(Task goal):
Write out all of the data exactly as it appears.

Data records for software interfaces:

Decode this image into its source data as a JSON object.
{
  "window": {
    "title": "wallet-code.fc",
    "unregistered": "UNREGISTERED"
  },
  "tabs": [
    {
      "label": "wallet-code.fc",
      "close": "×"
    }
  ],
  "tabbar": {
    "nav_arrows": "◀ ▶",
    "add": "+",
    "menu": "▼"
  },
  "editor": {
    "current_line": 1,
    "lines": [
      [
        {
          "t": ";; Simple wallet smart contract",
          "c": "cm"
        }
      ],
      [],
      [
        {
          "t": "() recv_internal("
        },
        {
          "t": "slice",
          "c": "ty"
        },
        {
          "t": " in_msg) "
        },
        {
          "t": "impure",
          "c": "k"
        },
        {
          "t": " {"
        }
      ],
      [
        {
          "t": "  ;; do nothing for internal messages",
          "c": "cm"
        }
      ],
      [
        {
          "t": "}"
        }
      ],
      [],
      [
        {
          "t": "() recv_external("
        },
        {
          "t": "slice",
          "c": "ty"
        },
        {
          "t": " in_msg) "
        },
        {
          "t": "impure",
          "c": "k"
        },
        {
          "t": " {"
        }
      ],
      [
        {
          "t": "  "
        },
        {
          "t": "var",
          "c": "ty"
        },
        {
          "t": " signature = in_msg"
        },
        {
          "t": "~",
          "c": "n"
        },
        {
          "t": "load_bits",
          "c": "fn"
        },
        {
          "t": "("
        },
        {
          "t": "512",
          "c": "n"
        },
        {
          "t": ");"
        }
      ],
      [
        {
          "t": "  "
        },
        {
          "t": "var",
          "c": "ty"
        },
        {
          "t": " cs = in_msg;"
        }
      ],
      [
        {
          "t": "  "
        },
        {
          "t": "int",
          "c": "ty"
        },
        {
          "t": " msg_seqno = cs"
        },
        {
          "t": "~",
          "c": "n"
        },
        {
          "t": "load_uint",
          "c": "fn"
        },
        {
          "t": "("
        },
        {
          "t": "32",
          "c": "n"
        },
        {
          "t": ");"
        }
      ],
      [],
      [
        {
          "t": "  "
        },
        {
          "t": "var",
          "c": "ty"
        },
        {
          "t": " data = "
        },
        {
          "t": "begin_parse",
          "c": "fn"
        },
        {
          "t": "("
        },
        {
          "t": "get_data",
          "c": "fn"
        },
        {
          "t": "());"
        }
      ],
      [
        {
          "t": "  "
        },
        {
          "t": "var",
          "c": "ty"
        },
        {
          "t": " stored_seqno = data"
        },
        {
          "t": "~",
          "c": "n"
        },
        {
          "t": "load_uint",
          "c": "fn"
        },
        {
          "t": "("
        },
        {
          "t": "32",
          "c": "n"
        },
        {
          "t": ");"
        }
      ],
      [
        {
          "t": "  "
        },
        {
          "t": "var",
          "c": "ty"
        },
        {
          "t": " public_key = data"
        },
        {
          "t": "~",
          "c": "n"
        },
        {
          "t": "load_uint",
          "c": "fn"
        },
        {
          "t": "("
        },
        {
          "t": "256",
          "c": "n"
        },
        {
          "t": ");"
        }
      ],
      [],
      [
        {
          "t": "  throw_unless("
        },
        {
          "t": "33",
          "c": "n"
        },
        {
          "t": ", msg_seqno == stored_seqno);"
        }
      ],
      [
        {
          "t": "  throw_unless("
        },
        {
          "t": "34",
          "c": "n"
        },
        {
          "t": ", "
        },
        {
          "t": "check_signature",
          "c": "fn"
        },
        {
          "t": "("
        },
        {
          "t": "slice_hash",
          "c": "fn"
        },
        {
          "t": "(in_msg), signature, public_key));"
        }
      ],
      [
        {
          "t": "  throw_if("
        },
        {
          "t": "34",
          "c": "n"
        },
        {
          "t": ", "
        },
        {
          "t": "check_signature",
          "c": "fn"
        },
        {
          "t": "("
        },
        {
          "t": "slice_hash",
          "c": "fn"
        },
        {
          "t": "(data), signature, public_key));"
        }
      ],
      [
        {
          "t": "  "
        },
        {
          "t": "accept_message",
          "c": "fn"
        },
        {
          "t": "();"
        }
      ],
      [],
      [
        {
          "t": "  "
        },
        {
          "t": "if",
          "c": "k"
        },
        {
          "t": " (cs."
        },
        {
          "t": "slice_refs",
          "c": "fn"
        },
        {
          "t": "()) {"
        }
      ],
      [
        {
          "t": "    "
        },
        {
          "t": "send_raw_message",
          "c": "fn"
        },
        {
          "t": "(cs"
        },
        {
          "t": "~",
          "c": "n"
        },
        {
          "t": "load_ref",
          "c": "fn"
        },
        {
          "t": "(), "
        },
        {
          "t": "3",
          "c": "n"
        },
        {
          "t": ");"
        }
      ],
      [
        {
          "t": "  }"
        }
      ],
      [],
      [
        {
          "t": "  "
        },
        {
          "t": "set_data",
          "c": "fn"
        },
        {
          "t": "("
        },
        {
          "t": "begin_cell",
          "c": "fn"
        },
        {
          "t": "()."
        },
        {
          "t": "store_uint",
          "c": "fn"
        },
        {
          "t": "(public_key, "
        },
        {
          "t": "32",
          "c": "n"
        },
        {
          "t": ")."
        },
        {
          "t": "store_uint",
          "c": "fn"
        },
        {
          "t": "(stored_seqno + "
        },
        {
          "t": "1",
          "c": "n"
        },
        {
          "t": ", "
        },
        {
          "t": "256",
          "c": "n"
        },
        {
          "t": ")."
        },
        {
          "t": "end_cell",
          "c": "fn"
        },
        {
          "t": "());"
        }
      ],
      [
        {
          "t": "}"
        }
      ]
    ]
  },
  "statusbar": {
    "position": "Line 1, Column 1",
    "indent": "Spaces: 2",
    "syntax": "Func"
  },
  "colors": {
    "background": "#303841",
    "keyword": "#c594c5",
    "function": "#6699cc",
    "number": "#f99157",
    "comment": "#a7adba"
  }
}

(Solution to this task):
Decode this image into its source data as a JSON object.
{
  "window": {
    "title": "wallet-code.fc",
    "unregistered": "UNREGISTERED"
  },
  "tabs": [
    {
      "label": "wallet-code.fc",
      "close": "×"
    }
  ],
  "tabbar": {
    "nav_arrows": "◀ ▶",
    "add": "+",
    "menu": "▼"
  },
  "editor": {
    "current_line": 1,
    "lines": [
      [
        {
          "t": ";; Simple wallet smart contract",
          "c": "cm"
        }
      ],
      [],
      [
        {
          "t": "() recv_internal("
        },
        {
          "t": "slice",
          "c": "ty"
        },
        {
          "t": " in_msg) "
        },
        {
          "t": "impure",
          "c": "k"
        },
        {
          "t": " {"
        }
      ],
      [
        {
          "t": "  ;; do nothing for internal messages",
          "c": "cm"
        }
      ],
      [
        {
          "t": "}"
        }
      ],
      [],
      [
        {
          "t": "() recv_external("
        },
        {
          "t": "slice",
          "c": "ty"
        },
        {
          "t": " in_msg) "
        },
        {
          "t": "impure",
          "c": "k"
        },
        {
          "t": " {"
        }
      ],
      [
        {
          "t": "  "
        },
        {
          "t": "var",
          "c": "ty"
        },
        {
          "t": " signature = in_msg"
        },
        {
          "t": "~",
          "c": "n"
        },
        {
          "t": "load_bits",
          "c": "fn"
        },
        {
          "t": "("
        },
        {
          "t": "512",
          "c": "n"
        },
        {
          "t": ");"
        }
      ],
      [
        {
          "t": "  "
        },
        {
          "t": "var",
          "c": "ty"
        },
        {
          "t": " cs = in_msg;"
        }
      ],
      [
        {
          "t": "  "
        },
        {
          "t": "int",
          "c": "ty"
        },
        {
          "t": " msg_seqno = cs"
        },
        {
          "t": "~",
          "c": "n"
        },
        {
          "t": "load_uint",
          "c": "fn"
        },
        {
          "t": "("
        },
        {
          "t": "32",
          "c": "n"
        },
        {
          "t": ");"
        }
      ],
      [],
      [
        {
          "t": "  "
        },
        {
          "t": "var",
          "c": "ty"
        },
        {
          "t": " data = "
        },
        {
          "t": "begin_parse",
          "c": "fn"
        },
        {
          "t": "("
        },
        {
          "t": "get_data",
          "c": "fn"
        },
        {
          "t": "());"
        }
      ],
      [
        {
          "t": "  "
        },
        {
          "t": "var",
          "c": "ty"
        },
        {
          "t": " stored_seqno = data"
        },
        {
          "t": "~",
          "c": "n"
        },
        {
          "t": "load_uint",
          "c": "fn"
        },
        {
          "t": "("
        },
        {
          "t": "32",
          "c": "n"
        },
        {
          "t": ");"
        }
      ],
      [
        {
          "t": "  "
        },
        {
          "t": "var",
          "c": "ty"
        },
        {
          "t": " public_key = data"
        },
        {
          "t": "~",
          "c": "n"
        },
        {
          "t": "load_uint",
          "c": "fn"
        },
        {
          "t": "("
        },
        {
          "t": "256",
          "c": "n"
        },
        {
          "t": ");"
        }
      ],
      [],
      [
        {
          "t": "  throw_unless("
        },
        {
          "t": "33",
          "c": "n"
        },
        {
          "t": ", msg_seqno == stored_seqno);"
        }
      ],
      [
        {
          "t": "  throw_unless("
        },
        {
          "t": "34",
          "c": "n"
        },
        {
          "t": ", "
        },
        {
          "t": "check_signature",
          "c": "fn"
        },
        {
          "t": "("
        },
        {
          "t": "slice_hash",
          "c": "fn"
        },
        {
          "t": "(in_msg), signature, public_key));"
        }
      ],
      [
        {
          "t": "  throw_if("
        },
        {
          "t": "34",
          "c": "n"
        },
        {
          "t": ", "
        },
        {
          "t": "check_signature",
          "c": "fn"
        },
        {
          "t": "("
        },
        {
          "t": "slice_hash",
          "c": "fn"
        },
        {
          "t": "(data), signature, public_key));"
        }
      ],
      [
        {
          "t": "  "
        },
        {
          "t": "accept_message",
          "c": "fn"
        },
        {
          "t": "();"
        }
      ],
      [],
      [
        {
          "t": "  "
        },
        {
          "t": "if",
          "c": "k"
        },
        {
          "t": " (cs."
        },
        {
          "t": "slice_refs",
          "c": "fn"
        },
        {
          "t": "()) {"
        }
      ],
      [
        {
          "t": "    "
        },
        {
          "t": "send_raw_message",
          "c": "fn"
        },
        {
          "t": "(cs"
        },
        {
          "t": "~",
          "c": "n"
        },
        {
          "t": "load_ref",
          "c": "fn"
        },
        {
          "t": "(), "
        },
        {
          "t": "3",
          "c": "n"
        },
        {
          "t": ");"
        }
      ],
      [
        {
          "t": "  }"
        }
      ],
      [],
      [
        {
          "t": "  "
        },
        {
          "t": "set_data",
          "c": "fn"
        },
        {
          "t": "("
        },
        {
          "t": "begin_cell",
          "c": "fn"
        },
        {
          "t": "()."
        },
        {
          "t": "store_uint",
          "c": "fn"
        },
        {
          "t": "(public_key, "
        },
        {
          "t": "32",
          "c": "n"
        },
        {
          "t": ")."
        },
        {
          "t": "store_uint",
          "c": "fn"
        },
        {
          "t": "(stored_seqno + "
        },
        {
          "t": "1",
          "c": "n"
        },
        {
          "t": ", "
        },
        {
          "t": "256",
          "c": "n"
        },
        {
          "t": ")."
        },
        {
          "t": "end_cell",
          "c": "fn"
        },
        {
          "t": "());"
        }
      ],
      [
        {
          "t": "}"
        }
      ]
    ]
  },
  "statusbar": {
    "position": "Line 1, Column 1",
    "indent": "Spaces: 2",
    "syntax": "Func"
  },
  "colors": {
    "background": "#303841",
    "keyword": "#c594c5",
    "function": "#6699cc",
    "number": "#f99157",
    "comment": "#a7adba"
  }
}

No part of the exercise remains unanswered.